> Brief
Which lines below include the string "Song"? Please show each one.

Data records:
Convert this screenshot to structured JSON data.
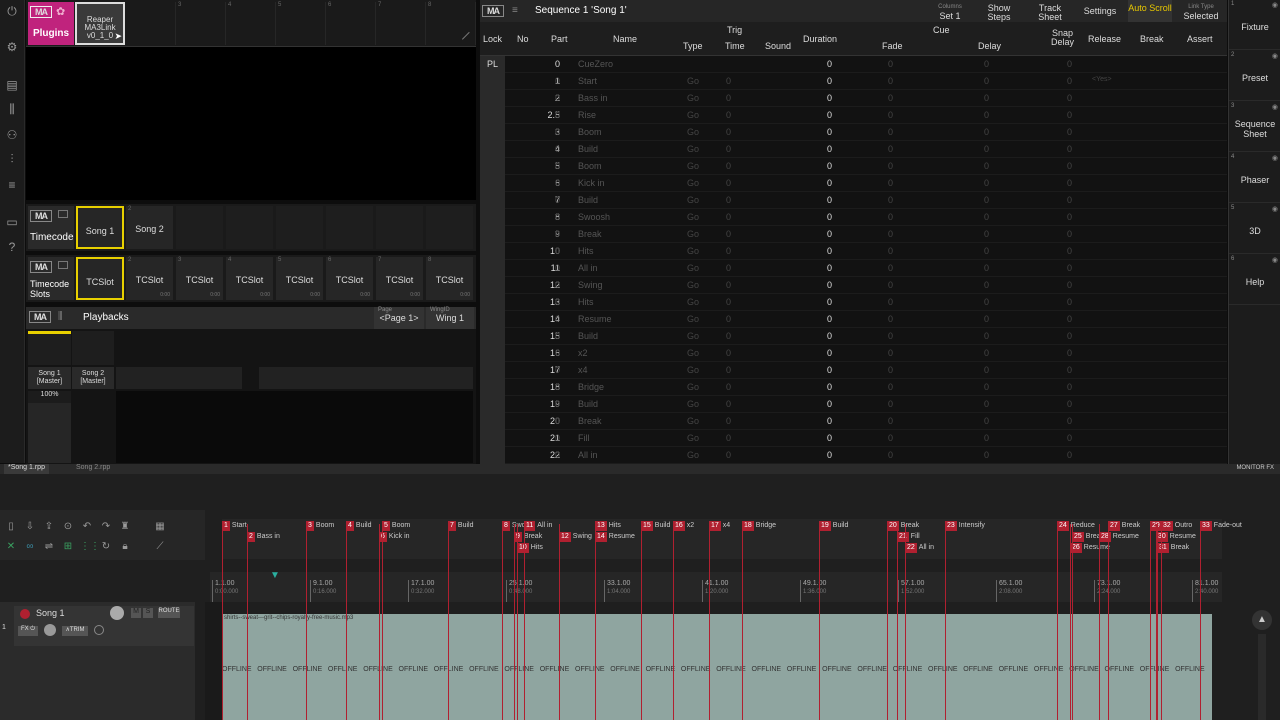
{
  "plugins_window": {
    "title": "Plugins",
    "plugin": {
      "name": "Reaper",
      "name2": "MA3Link",
      "version": "v0_1_0"
    }
  },
  "timecode_window": {
    "title": "Timecode",
    "slots": [
      "Song 1",
      "Song 2"
    ]
  },
  "timecode_slots_window": {
    "title": "Timecode Slots",
    "slots": [
      "TCSlot",
      "TCSlot",
      "TCSlot",
      "TCSlot",
      "TCSlot",
      "TCSlot",
      "TCSlot",
      "TCSlot"
    ],
    "times": [
      "0:00",
      "0:00",
      "0:00",
      "0:00",
      "0:00",
      "0:00",
      "0:00",
      "0:00"
    ]
  },
  "playbacks_window": {
    "title": "Playbacks",
    "page_label": "Page",
    "page_value": "<Page 1>",
    "wing_label": "WingID",
    "wing_value": "Wing 1",
    "executors": [
      "Song 1\n[Master]",
      "Song 2\n[Master]"
    ],
    "master_level": "100%"
  },
  "sequence_window": {
    "title": "Sequence 1 'Song 1'",
    "header_buttons": [
      {
        "small": "Columns",
        "label": "Set 1"
      },
      {
        "small": "",
        "label": "Show Steps"
      },
      {
        "small": "",
        "label": "Track Sheet"
      },
      {
        "small": "",
        "label": "Settings"
      },
      {
        "small": "",
        "label": "Auto Scroll"
      },
      {
        "small": "Link Type",
        "label": "Selected"
      }
    ],
    "columns": {
      "lock": "Lock",
      "no": "No",
      "part": "Part",
      "name": "Name",
      "trig": "Trig",
      "type": "Type",
      "time": "Time",
      "sound": "Sound",
      "duration": "Duration",
      "cue": "Cue",
      "fade": "Fade",
      "delay": "Delay",
      "snap": "Snap Delay",
      "release": "Release",
      "break": "Break",
      "assert": "Assert"
    },
    "rows": [
      {
        "lock": "PL",
        "no": "0",
        "part": "",
        "name": "CueZero",
        "type": "",
        "time": "",
        "dur": "0",
        "fade": "0",
        "delay": "0",
        "snap": "0",
        "rel": ""
      },
      {
        "lock": "",
        "no": "1",
        "part": "0",
        "name": "Start",
        "type": "Go",
        "time": "0",
        "dur": "0",
        "fade": "0",
        "delay": "0",
        "snap": "0",
        "rel": "<Yes>"
      },
      {
        "lock": "",
        "no": "2",
        "part": "0",
        "name": "Bass in",
        "type": "Go",
        "time": "0",
        "dur": "0",
        "fade": "0",
        "delay": "0",
        "snap": "0",
        "rel": ""
      },
      {
        "lock": "",
        "no": "2.5",
        "part": "0",
        "name": "Rise",
        "type": "Go",
        "time": "0",
        "dur": "0",
        "fade": "0",
        "delay": "0",
        "snap": "0",
        "rel": ""
      },
      {
        "lock": "",
        "no": "3",
        "part": "0",
        "name": "Boom",
        "type": "Go",
        "time": "0",
        "dur": "0",
        "fade": "0",
        "delay": "0",
        "snap": "0",
        "rel": ""
      },
      {
        "lock": "",
        "no": "4",
        "part": "0",
        "name": "Build",
        "type": "Go",
        "time": "0",
        "dur": "0",
        "fade": "0",
        "delay": "0",
        "snap": "0",
        "rel": ""
      },
      {
        "lock": "",
        "no": "5",
        "part": "0",
        "name": "Boom",
        "type": "Go",
        "time": "0",
        "dur": "0",
        "fade": "0",
        "delay": "0",
        "snap": "0",
        "rel": ""
      },
      {
        "lock": "",
        "no": "6",
        "part": "0",
        "name": "Kick in",
        "type": "Go",
        "time": "0",
        "dur": "0",
        "fade": "0",
        "delay": "0",
        "snap": "0",
        "rel": ""
      },
      {
        "lock": "",
        "no": "7",
        "part": "0",
        "name": "Build",
        "type": "Go",
        "time": "0",
        "dur": "0",
        "fade": "0",
        "delay": "0",
        "snap": "0",
        "rel": ""
      },
      {
        "lock": "",
        "no": "8",
        "part": "0",
        "name": "Swoosh",
        "type": "Go",
        "time": "0",
        "dur": "0",
        "fade": "0",
        "delay": "0",
        "snap": "0",
        "rel": ""
      },
      {
        "lock": "",
        "no": "9",
        "part": "0",
        "name": "Break",
        "type": "Go",
        "time": "0",
        "dur": "0",
        "fade": "0",
        "delay": "0",
        "snap": "0",
        "rel": ""
      },
      {
        "lock": "",
        "no": "10",
        "part": "0",
        "name": "Hits",
        "type": "Go",
        "time": "0",
        "dur": "0",
        "fade": "0",
        "delay": "0",
        "snap": "0",
        "rel": ""
      },
      {
        "lock": "",
        "no": "11",
        "part": "0",
        "name": "All in",
        "type": "Go",
        "time": "0",
        "dur": "0",
        "fade": "0",
        "delay": "0",
        "snap": "0",
        "rel": ""
      },
      {
        "lock": "",
        "no": "12",
        "part": "0",
        "name": "Swing",
        "type": "Go",
        "time": "0",
        "dur": "0",
        "fade": "0",
        "delay": "0",
        "snap": "0",
        "rel": ""
      },
      {
        "lock": "",
        "no": "13",
        "part": "0",
        "name": "Hits",
        "type": "Go",
        "time": "0",
        "dur": "0",
        "fade": "0",
        "delay": "0",
        "snap": "0",
        "rel": ""
      },
      {
        "lock": "",
        "no": "14",
        "part": "0",
        "name": "Resume",
        "type": "Go",
        "time": "0",
        "dur": "0",
        "fade": "0",
        "delay": "0",
        "snap": "0",
        "rel": ""
      },
      {
        "lock": "",
        "no": "15",
        "part": "0",
        "name": "Build",
        "type": "Go",
        "time": "0",
        "dur": "0",
        "fade": "0",
        "delay": "0",
        "snap": "0",
        "rel": ""
      },
      {
        "lock": "",
        "no": "16",
        "part": "0",
        "name": "x2",
        "type": "Go",
        "time": "0",
        "dur": "0",
        "fade": "0",
        "delay": "0",
        "snap": "0",
        "rel": ""
      },
      {
        "lock": "",
        "no": "17",
        "part": "0",
        "name": "x4",
        "type": "Go",
        "time": "0",
        "dur": "0",
        "fade": "0",
        "delay": "0",
        "snap": "0",
        "rel": ""
      },
      {
        "lock": "",
        "no": "18",
        "part": "0",
        "name": "Bridge",
        "type": "Go",
        "time": "0",
        "dur": "0",
        "fade": "0",
        "delay": "0",
        "snap": "0",
        "rel": ""
      },
      {
        "lock": "",
        "no": "19",
        "part": "0",
        "name": "Build",
        "type": "Go",
        "time": "0",
        "dur": "0",
        "fade": "0",
        "delay": "0",
        "snap": "0",
        "rel": ""
      },
      {
        "lock": "",
        "no": "20",
        "part": "0",
        "name": "Break",
        "type": "Go",
        "time": "0",
        "dur": "0",
        "fade": "0",
        "delay": "0",
        "snap": "0",
        "rel": ""
      },
      {
        "lock": "",
        "no": "21",
        "part": "0",
        "name": "Fill",
        "type": "Go",
        "time": "0",
        "dur": "0",
        "fade": "0",
        "delay": "0",
        "snap": "0",
        "rel": ""
      },
      {
        "lock": "",
        "no": "22",
        "part": "0",
        "name": "All in",
        "type": "Go",
        "time": "0",
        "dur": "0",
        "fade": "0",
        "delay": "0",
        "snap": "0",
        "rel": ""
      }
    ]
  },
  "right_bar": [
    {
      "n": "1",
      "label": "Fixture"
    },
    {
      "n": "2",
      "label": "Preset"
    },
    {
      "n": "3",
      "label": "Sequence Sheet"
    },
    {
      "n": "4",
      "label": "Phaser"
    },
    {
      "n": "5",
      "label": "3D"
    },
    {
      "n": "6",
      "label": "Help"
    }
  ],
  "reaper": {
    "tabs": [
      "*Song 1.rpp",
      "Song 2.rpp"
    ],
    "monitor_fx": "MONITOR FX",
    "track_name": "Song 1",
    "route_label": "ROUTE",
    "item_name": "shirts--sweat---grit--chips-royalty-free-music.mp3",
    "offline_label": "OFFLINE",
    "markers_row1": [
      {
        "n": "1",
        "label": "Start"
      },
      {
        "n": "3",
        "label": "Boom"
      },
      {
        "n": "4",
        "label": "Build"
      },
      {
        "n": "5",
        "label": "Boom"
      },
      {
        "n": "7",
        "label": "Build"
      },
      {
        "n": "8",
        "label": "Swo"
      },
      {
        "n": "11",
        "label": "All in"
      },
      {
        "n": "13",
        "label": "Hits"
      },
      {
        "n": "15",
        "label": "Build"
      },
      {
        "n": "16",
        "label": "x2"
      },
      {
        "n": "17",
        "label": "x4"
      },
      {
        "n": "18",
        "label": "Bridge"
      },
      {
        "n": "19",
        "label": "Build"
      },
      {
        "n": "20",
        "label": "Break"
      },
      {
        "n": "23",
        "label": "Intensify"
      },
      {
        "n": "24",
        "label": "Reduce"
      },
      {
        "n": "27",
        "label": "Break"
      },
      {
        "n": "29",
        "label": ""
      },
      {
        "n": "32",
        "label": "Outro"
      },
      {
        "n": "33",
        "label": "Fade-out"
      }
    ],
    "markers_row2": [
      {
        "n": "2",
        "label": "Bass in"
      },
      {
        "n": "6",
        "label": "Kick in"
      },
      {
        "n": "9",
        "label": "Break"
      },
      {
        "n": "12",
        "label": "Swing"
      },
      {
        "n": "14",
        "label": "Resume"
      },
      {
        "n": "21",
        "label": "Fill"
      },
      {
        "n": "25",
        "label": "Break"
      },
      {
        "n": "28",
        "label": "Resume"
      },
      {
        "n": "30",
        "label": "Resume"
      }
    ],
    "markers_row3": [
      {
        "n": "10",
        "label": "Hits"
      },
      {
        "n": "22",
        "label": "All in"
      },
      {
        "n": "26",
        "label": "Resume"
      },
      {
        "n": "31",
        "label": "Break"
      }
    ],
    "ruler": [
      {
        "bar": "1.1.00",
        "time": "0:00.000"
      },
      {
        "bar": "9.1.00",
        "time": "0:16.000"
      },
      {
        "bar": "17.1.00",
        "time": "0:32.000"
      },
      {
        "bar": "25.1.00",
        "time": "0:48.000"
      },
      {
        "bar": "33.1.00",
        "time": "1:04.000"
      },
      {
        "bar": "41.1.00",
        "time": "1:20.000"
      },
      {
        "bar": "49.1.00",
        "time": "1:36.000"
      },
      {
        "bar": "57.1.00",
        "time": "1:52.000"
      },
      {
        "bar": "65.1.00",
        "time": "2:08.000"
      },
      {
        "bar": "73.1.00",
        "time": "2:24.000"
      },
      {
        "bar": "81.1.00",
        "time": "2:40.000"
      }
    ],
    "track_number": "1"
  },
  "colors": {
    "accent_yellow": "#e8d000",
    "marker_red": "#b02030",
    "plugins_magenta": "#c0237d",
    "auto_scroll": "#e8c800"
  }
}
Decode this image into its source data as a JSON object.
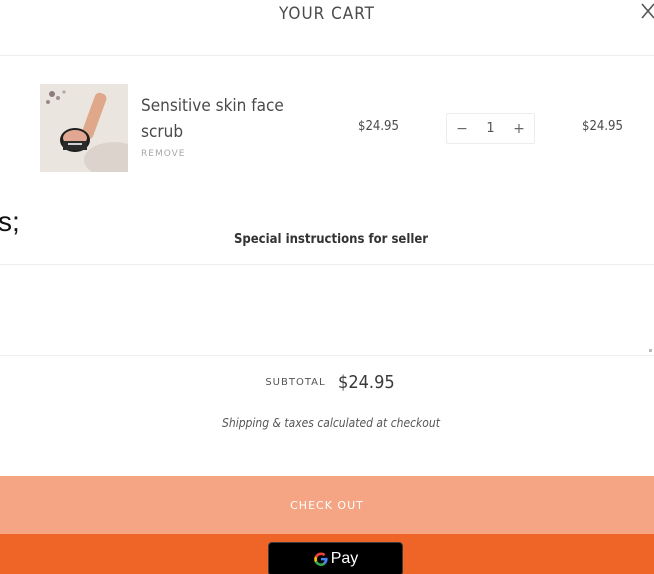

> The completed task
      "Song 1",
      "Song 2"
      "Song 1\n[Master]",
      "Song 2\n[Master]"
    "title": "Sequence 1 'Song 1'",
      "*Song 1.rpp",
      "Song 2.rpp"
    "track_name": "Song 1",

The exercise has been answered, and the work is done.